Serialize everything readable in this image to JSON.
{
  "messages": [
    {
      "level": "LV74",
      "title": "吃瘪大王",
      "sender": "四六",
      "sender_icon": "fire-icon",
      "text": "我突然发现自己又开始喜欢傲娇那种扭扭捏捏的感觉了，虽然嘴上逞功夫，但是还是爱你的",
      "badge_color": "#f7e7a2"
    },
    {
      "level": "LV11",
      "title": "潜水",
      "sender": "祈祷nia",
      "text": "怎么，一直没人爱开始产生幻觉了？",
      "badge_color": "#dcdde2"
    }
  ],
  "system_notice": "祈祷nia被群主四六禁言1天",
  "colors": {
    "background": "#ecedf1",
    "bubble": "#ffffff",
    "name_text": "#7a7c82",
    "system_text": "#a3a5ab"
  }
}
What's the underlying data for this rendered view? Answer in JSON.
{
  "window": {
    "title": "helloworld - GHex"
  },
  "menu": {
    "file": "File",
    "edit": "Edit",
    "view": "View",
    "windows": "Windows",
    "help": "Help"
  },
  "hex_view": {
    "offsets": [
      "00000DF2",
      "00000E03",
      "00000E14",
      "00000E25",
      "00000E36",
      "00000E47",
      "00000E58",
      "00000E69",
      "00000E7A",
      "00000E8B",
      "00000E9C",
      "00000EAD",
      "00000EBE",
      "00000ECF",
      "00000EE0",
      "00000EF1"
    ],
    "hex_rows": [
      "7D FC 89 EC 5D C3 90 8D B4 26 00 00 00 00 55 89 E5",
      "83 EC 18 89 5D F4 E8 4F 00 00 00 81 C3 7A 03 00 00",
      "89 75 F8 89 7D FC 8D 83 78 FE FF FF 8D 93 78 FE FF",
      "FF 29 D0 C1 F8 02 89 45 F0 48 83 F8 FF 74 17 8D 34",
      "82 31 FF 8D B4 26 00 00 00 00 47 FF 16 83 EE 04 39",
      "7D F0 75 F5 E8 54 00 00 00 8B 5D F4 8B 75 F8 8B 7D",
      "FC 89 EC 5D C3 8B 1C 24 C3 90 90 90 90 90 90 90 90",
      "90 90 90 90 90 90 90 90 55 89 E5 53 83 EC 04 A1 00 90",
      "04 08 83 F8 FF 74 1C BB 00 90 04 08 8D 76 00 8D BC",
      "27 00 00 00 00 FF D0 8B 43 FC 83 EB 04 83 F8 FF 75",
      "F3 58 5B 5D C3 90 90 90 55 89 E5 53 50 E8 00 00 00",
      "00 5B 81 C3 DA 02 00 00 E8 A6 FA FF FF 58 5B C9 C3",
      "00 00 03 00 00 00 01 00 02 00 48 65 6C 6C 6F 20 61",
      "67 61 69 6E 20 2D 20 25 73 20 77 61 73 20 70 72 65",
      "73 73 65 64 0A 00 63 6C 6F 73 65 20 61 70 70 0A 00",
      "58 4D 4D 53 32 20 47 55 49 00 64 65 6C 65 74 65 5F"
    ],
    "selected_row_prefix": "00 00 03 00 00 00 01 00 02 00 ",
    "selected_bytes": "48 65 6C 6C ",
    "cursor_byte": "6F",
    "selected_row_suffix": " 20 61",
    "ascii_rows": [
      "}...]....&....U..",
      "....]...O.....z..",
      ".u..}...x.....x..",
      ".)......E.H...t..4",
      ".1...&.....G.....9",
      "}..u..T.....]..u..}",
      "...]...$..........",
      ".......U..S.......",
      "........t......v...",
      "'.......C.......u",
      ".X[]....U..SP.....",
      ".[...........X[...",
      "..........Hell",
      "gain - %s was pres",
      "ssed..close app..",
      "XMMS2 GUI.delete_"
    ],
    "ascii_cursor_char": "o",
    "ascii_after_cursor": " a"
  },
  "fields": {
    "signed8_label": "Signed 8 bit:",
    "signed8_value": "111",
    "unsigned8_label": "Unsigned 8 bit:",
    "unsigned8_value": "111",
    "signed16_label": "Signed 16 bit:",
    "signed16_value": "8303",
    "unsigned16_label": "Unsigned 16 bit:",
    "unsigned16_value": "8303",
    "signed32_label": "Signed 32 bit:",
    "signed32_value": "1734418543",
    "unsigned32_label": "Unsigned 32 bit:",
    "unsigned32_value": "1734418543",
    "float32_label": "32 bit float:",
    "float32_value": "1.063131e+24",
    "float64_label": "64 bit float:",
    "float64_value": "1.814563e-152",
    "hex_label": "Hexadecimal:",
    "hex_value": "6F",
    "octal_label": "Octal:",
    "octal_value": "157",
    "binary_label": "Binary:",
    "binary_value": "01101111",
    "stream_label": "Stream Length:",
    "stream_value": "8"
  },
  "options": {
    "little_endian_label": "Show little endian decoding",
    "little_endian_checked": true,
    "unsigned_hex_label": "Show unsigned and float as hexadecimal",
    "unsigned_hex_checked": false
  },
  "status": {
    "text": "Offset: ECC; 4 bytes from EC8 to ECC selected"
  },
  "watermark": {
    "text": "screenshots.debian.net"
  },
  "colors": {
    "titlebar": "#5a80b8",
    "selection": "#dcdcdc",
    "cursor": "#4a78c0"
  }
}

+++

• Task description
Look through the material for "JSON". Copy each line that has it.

• Answer to this exercise
Serialize everything readable in this image to JSON.
What's the underlying data for this rendered view? Answer in JSON.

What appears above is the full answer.